§ **Provided data**
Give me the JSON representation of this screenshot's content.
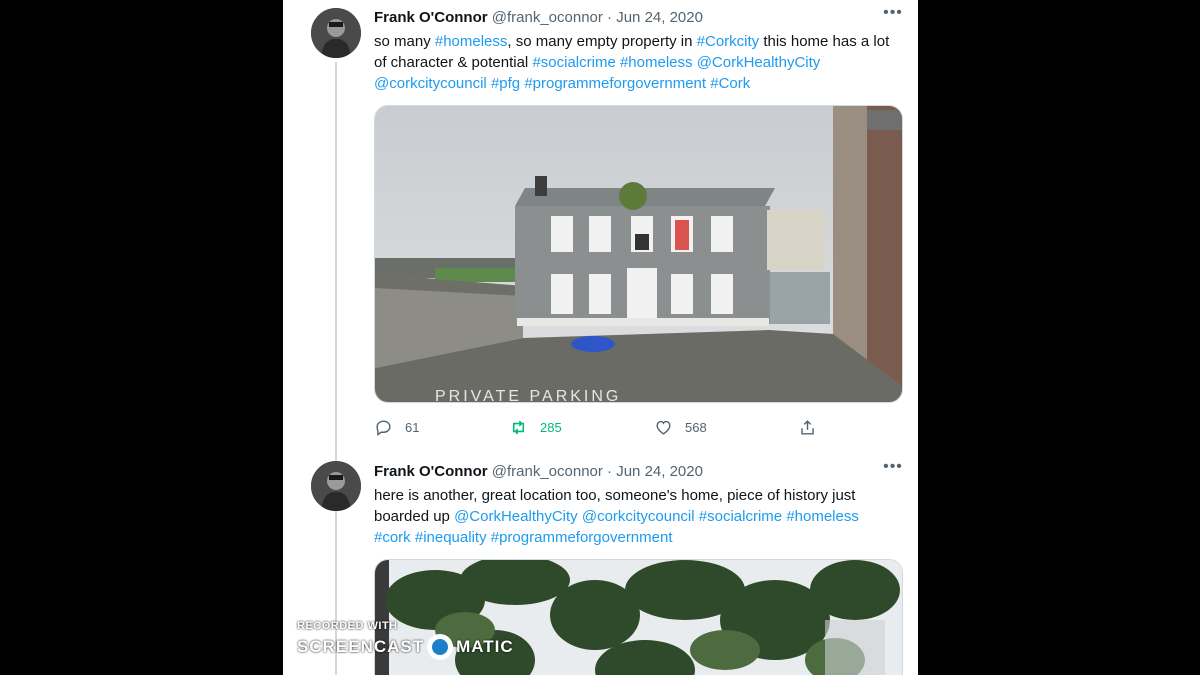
{
  "tweets": [
    {
      "name": "Frank O'Connor",
      "handle": "@frank_oconnor",
      "separator": "·",
      "date": "Jun 24, 2020",
      "more": "•••",
      "text_parts": [
        {
          "t": "so many ",
          "tag": false
        },
        {
          "t": "#homeless",
          "tag": true
        },
        {
          "t": ", so many empty property in ",
          "tag": false
        },
        {
          "t": "#Corkcity",
          "tag": true
        },
        {
          "t": " this home has a lot of character & potential ",
          "tag": false
        },
        {
          "t": "#socialcrime",
          "tag": true
        },
        {
          "t": " ",
          "tag": false
        },
        {
          "t": "#homeless",
          "tag": true
        },
        {
          "t": " ",
          "tag": false
        },
        {
          "t": "@CorkHealthyCity",
          "tag": true
        },
        {
          "t": " ",
          "tag": false
        },
        {
          "t": "@corkcitycouncil",
          "tag": true
        },
        {
          "t": " ",
          "tag": false
        },
        {
          "t": "#pfg",
          "tag": true
        },
        {
          "t": " ",
          "tag": false
        },
        {
          "t": "#programmeforgovernment",
          "tag": true
        },
        {
          "t": " ",
          "tag": false
        },
        {
          "t": "#Cork",
          "tag": true
        }
      ],
      "image_caption": "PRIVATE PARKING",
      "replies": "61",
      "retweets": "285",
      "likes": "568"
    },
    {
      "name": "Frank O'Connor",
      "handle": "@frank_oconnor",
      "separator": "·",
      "date": "Jun 24, 2020",
      "more": "•••",
      "text_parts": [
        {
          "t": "here is another, great location too, someone's home, piece of history just boarded up ",
          "tag": false
        },
        {
          "t": "@CorkHealthyCity",
          "tag": true
        },
        {
          "t": " ",
          "tag": false
        },
        {
          "t": "@corkcitycouncil",
          "tag": true
        },
        {
          "t": " ",
          "tag": false
        },
        {
          "t": "#socialcrime",
          "tag": true
        },
        {
          "t": " ",
          "tag": false
        },
        {
          "t": "#homeless",
          "tag": true
        },
        {
          "t": " ",
          "tag": false
        },
        {
          "t": "#cork",
          "tag": true
        },
        {
          "t": " ",
          "tag": false
        },
        {
          "t": "#inequality",
          "tag": true
        },
        {
          "t": " ",
          "tag": false
        },
        {
          "t": "#programmeforgovernment",
          "tag": true
        }
      ]
    }
  ],
  "watermark": {
    "line1": "RECORDED WITH",
    "left": "SCREENCAST",
    "right": "MATIC"
  },
  "colors": {
    "link": "#1d9bf0",
    "retweet": "#00ba7c",
    "muted": "#536471"
  },
  "icons": {
    "reply": "reply-icon",
    "retweet": "retweet-icon",
    "like": "heart-icon",
    "share": "share-icon",
    "more": "more-icon"
  }
}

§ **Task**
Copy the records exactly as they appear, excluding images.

§ **Task result**
Give me the JSON representation of this screenshot's content.
{
  "tweets": [
    {
      "name": "Frank O'Connor",
      "handle": "@frank_oconnor",
      "separator": "·",
      "date": "Jun 24, 2020",
      "more": "•••",
      "text_parts": [
        {
          "t": "so many ",
          "tag": false
        },
        {
          "t": "#homeless",
          "tag": true
        },
        {
          "t": ", so many empty property in ",
          "tag": false
        },
        {
          "t": "#Corkcity",
          "tag": true
        },
        {
          "t": " this home has a lot of character & potential ",
          "tag": false
        },
        {
          "t": "#socialcrime",
          "tag": true
        },
        {
          "t": " ",
          "tag": false
        },
        {
          "t": "#homeless",
          "tag": true
        },
        {
          "t": " ",
          "tag": false
        },
        {
          "t": "@CorkHealthyCity",
          "tag": true
        },
        {
          "t": " ",
          "tag": false
        },
        {
          "t": "@corkcitycouncil",
          "tag": true
        },
        {
          "t": " ",
          "tag": false
        },
        {
          "t": "#pfg",
          "tag": true
        },
        {
          "t": " ",
          "tag": false
        },
        {
          "t": "#programmeforgovernment",
          "tag": true
        },
        {
          "t": " ",
          "tag": false
        },
        {
          "t": "#Cork",
          "tag": true
        }
      ],
      "image_caption": "PRIVATE PARKING",
      "replies": "61",
      "retweets": "285",
      "likes": "568"
    },
    {
      "name": "Frank O'Connor",
      "handle": "@frank_oconnor",
      "separator": "·",
      "date": "Jun 24, 2020",
      "more": "•••",
      "text_parts": [
        {
          "t": "here is another, great location too, someone's home, piece of history just boarded up ",
          "tag": false
        },
        {
          "t": "@CorkHealthyCity",
          "tag": true
        },
        {
          "t": " ",
          "tag": false
        },
        {
          "t": "@corkcitycouncil",
          "tag": true
        },
        {
          "t": " ",
          "tag": false
        },
        {
          "t": "#socialcrime",
          "tag": true
        },
        {
          "t": " ",
          "tag": false
        },
        {
          "t": "#homeless",
          "tag": true
        },
        {
          "t": " ",
          "tag": false
        },
        {
          "t": "#cork",
          "tag": true
        },
        {
          "t": " ",
          "tag": false
        },
        {
          "t": "#inequality",
          "tag": true
        },
        {
          "t": " ",
          "tag": false
        },
        {
          "t": "#programmeforgovernment",
          "tag": true
        }
      ]
    }
  ],
  "watermark": {
    "line1": "RECORDED WITH",
    "left": "SCREENCAST",
    "right": "MATIC"
  },
  "colors": {
    "link": "#1d9bf0",
    "retweet": "#00ba7c",
    "muted": "#536471"
  },
  "icons": {
    "reply": "reply-icon",
    "retweet": "retweet-icon",
    "like": "heart-icon",
    "share": "share-icon",
    "more": "more-icon"
  }
}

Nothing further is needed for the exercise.